More than 1,000 fishing boats were also seized by the Canadian government from Japanese-Canadians during the Second World War.
Harry Nyce was a key participant in the talks leading up to the Nisga’a Final Agreement of 2000 and is now the chair of the North West Regional Hospital District, the regional agency which will play a key role in the construction of the new Mills Memorial Hospital.
Deanna Nyce, an educator, is the Chief Executive Officer for the Wilp Wilxo’oskwhl Nisga’a Institute, the post secondary institution in the Nass Valley affiliated with the University of Northern British Columbia.
Canadian Museum of History: Hockey
There’s Maurice “the Rockey” Richard. And a very young Wayne Gretzky. A hockey stick used by Ken Dryden and oh yes, one of Don Cherry’s iconic blazers.
It wouldn’t be the 150th anniversary of the country and the 100th anniversary of the National Hockey League without a huge nod to hockey and that’s taking the form of a special exhibit of the Canadian Museum of History.
And you can thank Joe Pelletier of Terrace for the immense amount of research that went into the display.
With an encyclopedic knowledge of hockey displayed via his greatesthockeylegends.com website, Pelletier has become an in-demand researcher with contacts throughout the hockey world.
“For the current exhibit, I did a significant amount of research, writing, and artifact searching on the top events in hockey history over the past 100 years, for both the physical exhibit and accompanying online and print support pieces,” said Pelletier who has been the museum’s hockey consultant since last year.
Canadian Museum of History: Prince Rupert area excavations
Any northwestern B.C. resident will be astonished at the number of indigenous exhibits with a connection to the coastline of B.C.
That includes the Prince Rupert area where there’s a substantial exhibit outlining the various elements of archaeological excavations.
There’s even a short documentary, now some decades old, of some of those locations.

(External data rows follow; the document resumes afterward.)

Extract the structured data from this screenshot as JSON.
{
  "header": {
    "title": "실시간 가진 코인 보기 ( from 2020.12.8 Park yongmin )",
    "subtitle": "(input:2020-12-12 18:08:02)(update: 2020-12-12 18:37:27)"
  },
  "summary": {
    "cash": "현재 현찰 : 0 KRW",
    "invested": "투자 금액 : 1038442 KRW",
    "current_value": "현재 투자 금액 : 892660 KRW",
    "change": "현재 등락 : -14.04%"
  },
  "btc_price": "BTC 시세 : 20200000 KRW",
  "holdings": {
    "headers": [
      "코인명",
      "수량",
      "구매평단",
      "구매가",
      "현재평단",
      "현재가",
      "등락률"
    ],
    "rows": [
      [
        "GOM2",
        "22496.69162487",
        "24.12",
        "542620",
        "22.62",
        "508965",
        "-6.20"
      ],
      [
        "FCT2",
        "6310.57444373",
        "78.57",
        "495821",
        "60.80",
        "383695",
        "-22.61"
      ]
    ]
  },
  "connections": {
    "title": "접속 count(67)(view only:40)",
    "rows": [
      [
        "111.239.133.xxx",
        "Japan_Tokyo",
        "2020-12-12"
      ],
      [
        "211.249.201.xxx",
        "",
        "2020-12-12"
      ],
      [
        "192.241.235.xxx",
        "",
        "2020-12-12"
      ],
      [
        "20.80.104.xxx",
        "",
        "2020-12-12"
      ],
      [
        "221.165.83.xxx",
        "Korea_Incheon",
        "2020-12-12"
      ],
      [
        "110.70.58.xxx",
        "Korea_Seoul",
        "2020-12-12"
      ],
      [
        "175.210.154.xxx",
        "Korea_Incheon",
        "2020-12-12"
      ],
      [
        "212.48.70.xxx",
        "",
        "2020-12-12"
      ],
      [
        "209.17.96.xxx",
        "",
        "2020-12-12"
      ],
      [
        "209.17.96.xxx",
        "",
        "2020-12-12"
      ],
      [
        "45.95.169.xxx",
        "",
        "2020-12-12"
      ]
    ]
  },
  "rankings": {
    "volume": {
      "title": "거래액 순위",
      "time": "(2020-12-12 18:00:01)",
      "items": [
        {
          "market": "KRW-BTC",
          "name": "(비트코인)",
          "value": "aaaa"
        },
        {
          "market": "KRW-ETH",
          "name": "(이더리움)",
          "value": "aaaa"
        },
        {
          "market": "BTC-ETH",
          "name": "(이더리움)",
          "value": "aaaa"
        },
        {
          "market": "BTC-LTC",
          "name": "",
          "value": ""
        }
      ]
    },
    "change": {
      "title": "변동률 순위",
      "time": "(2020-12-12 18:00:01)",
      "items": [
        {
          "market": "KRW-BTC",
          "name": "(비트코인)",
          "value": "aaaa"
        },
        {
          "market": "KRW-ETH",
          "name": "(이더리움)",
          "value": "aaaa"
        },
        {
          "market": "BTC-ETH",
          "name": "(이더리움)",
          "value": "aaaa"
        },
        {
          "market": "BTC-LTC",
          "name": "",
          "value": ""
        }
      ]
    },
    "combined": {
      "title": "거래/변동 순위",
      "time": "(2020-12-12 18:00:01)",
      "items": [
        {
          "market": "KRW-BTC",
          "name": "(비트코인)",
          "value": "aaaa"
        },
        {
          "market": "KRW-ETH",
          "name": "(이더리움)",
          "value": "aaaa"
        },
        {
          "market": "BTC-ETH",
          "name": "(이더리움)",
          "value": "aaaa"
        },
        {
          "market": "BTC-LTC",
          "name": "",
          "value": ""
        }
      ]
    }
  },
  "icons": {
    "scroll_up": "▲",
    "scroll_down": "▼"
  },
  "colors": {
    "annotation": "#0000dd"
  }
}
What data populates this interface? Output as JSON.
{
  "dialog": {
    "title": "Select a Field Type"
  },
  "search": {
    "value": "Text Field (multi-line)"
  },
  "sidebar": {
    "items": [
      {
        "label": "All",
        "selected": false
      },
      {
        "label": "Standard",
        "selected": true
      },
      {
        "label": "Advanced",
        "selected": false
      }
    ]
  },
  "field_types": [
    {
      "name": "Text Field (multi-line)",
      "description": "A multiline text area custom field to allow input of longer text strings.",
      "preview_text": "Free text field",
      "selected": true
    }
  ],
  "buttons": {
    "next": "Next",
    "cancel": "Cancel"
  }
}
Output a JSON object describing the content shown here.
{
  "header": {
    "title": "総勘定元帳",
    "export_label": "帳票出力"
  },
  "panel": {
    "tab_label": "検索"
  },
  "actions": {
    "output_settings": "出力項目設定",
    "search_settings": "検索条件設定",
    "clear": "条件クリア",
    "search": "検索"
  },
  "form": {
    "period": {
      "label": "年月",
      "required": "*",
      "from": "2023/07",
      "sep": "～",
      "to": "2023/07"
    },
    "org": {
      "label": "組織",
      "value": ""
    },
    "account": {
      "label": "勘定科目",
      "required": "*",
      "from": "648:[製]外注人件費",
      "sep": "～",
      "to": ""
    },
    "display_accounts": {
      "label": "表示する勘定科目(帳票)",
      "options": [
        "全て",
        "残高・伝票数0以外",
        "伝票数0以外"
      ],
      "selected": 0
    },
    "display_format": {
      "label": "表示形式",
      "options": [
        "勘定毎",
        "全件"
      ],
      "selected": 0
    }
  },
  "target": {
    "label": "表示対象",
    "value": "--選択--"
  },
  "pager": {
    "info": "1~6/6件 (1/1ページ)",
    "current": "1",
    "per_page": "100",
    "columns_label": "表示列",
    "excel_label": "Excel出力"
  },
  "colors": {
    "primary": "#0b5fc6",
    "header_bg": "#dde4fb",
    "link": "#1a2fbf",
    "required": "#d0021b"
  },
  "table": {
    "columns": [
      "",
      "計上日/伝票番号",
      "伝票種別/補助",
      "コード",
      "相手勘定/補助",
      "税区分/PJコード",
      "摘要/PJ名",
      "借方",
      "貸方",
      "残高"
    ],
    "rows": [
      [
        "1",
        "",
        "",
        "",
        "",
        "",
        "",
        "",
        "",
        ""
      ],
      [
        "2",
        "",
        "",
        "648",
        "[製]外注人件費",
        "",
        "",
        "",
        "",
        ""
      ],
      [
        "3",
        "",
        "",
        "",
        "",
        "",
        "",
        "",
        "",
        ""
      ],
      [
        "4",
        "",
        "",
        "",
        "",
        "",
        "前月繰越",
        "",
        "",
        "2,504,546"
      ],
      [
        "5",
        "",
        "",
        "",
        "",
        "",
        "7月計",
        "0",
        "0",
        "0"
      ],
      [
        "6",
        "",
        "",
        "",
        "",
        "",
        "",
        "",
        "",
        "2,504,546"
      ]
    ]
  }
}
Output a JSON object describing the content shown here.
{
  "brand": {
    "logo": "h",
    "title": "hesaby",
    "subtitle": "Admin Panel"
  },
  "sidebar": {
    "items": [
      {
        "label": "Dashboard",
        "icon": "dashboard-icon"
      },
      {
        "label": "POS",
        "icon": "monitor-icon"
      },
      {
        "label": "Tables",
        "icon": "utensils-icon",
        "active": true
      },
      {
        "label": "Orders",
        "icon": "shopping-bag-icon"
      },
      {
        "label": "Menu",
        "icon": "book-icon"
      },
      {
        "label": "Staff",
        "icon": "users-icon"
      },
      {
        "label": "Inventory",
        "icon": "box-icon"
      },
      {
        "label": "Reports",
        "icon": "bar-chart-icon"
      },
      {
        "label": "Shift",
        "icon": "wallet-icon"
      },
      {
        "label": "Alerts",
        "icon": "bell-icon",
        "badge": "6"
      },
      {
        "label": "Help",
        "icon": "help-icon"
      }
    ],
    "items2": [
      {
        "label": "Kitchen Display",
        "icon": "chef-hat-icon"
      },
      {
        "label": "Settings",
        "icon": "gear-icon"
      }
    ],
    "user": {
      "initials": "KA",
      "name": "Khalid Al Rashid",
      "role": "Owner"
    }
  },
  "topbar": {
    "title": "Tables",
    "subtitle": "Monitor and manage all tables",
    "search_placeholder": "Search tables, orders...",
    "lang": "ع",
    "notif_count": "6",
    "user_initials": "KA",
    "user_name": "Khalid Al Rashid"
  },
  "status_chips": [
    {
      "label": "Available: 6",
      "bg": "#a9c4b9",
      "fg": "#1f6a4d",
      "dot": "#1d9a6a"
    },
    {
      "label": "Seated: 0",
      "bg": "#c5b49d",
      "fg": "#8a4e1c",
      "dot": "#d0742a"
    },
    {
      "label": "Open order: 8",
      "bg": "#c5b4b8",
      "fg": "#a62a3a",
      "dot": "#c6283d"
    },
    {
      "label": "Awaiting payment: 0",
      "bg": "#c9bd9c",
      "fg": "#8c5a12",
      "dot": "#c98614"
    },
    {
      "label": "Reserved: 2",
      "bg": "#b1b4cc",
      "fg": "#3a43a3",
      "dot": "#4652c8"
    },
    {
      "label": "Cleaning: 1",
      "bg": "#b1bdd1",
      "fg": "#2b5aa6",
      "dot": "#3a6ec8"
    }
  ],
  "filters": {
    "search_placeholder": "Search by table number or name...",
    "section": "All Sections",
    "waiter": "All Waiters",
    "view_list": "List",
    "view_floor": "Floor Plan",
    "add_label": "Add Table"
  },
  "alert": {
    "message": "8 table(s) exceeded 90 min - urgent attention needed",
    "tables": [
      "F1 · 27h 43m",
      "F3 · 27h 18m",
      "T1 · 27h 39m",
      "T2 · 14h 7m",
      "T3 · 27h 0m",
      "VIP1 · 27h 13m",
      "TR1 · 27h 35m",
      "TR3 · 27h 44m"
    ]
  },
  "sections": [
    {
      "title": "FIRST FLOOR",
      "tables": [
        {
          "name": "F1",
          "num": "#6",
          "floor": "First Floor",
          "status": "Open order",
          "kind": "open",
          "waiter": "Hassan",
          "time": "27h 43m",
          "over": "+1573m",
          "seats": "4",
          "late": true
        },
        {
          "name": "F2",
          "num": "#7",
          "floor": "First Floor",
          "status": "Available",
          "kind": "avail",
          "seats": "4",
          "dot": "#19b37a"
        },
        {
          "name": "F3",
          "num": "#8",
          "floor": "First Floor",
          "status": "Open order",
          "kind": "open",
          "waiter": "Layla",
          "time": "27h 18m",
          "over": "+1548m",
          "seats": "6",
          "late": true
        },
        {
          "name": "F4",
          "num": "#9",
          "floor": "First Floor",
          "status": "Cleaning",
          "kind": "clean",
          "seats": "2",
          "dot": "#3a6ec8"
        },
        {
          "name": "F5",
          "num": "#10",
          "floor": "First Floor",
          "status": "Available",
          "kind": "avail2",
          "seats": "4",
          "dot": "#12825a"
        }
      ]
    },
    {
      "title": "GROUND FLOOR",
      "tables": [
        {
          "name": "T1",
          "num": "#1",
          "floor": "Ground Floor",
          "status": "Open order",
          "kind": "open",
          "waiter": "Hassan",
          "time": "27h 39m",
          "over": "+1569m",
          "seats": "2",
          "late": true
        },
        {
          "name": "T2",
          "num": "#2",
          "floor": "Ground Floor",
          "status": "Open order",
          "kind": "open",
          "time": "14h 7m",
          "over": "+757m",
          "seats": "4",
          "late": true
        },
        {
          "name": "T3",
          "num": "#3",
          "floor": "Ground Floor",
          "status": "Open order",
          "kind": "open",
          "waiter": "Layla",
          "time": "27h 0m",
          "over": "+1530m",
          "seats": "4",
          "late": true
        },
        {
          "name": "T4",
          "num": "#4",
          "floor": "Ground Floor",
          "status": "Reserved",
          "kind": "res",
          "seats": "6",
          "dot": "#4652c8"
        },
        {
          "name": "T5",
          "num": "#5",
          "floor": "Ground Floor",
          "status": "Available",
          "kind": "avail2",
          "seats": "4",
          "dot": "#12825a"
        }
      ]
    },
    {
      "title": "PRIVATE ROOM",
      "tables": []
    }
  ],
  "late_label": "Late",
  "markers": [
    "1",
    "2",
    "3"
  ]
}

For those who watch it to the end, they’ll discover the production was done with the assistance of Skeena Broadcasters, a predecessor to current day Bell Media in the region.
One of the cameramen on the credits is John Dando, a Terrace resident who retired just last year.
Canadian War Museum:
Like its cousin, the Canadian Museum of History, the Canadian War Museum is located in Gatineau, mere minutes from downtown Ottawa.
To military historians, Terrace is best known for a brief mutiny in November 1944 with members of army units who were fed up with the local climate, desiring to go home and not thrilled with the prospect of being sent overseas, rebelled against their officers.
But Terrace was also home from 1942 to 1943 to Armoured Train No. 1 made up of a steam locomotive pulling seven pieces of rolling stock equipped with machine guns and artillery.
And there’s a storyboard about the train in the Second World War section of the museum.
The train was to engage any enemy ships or troops that landed on the coast and were subsequently making their way up the Skeena River.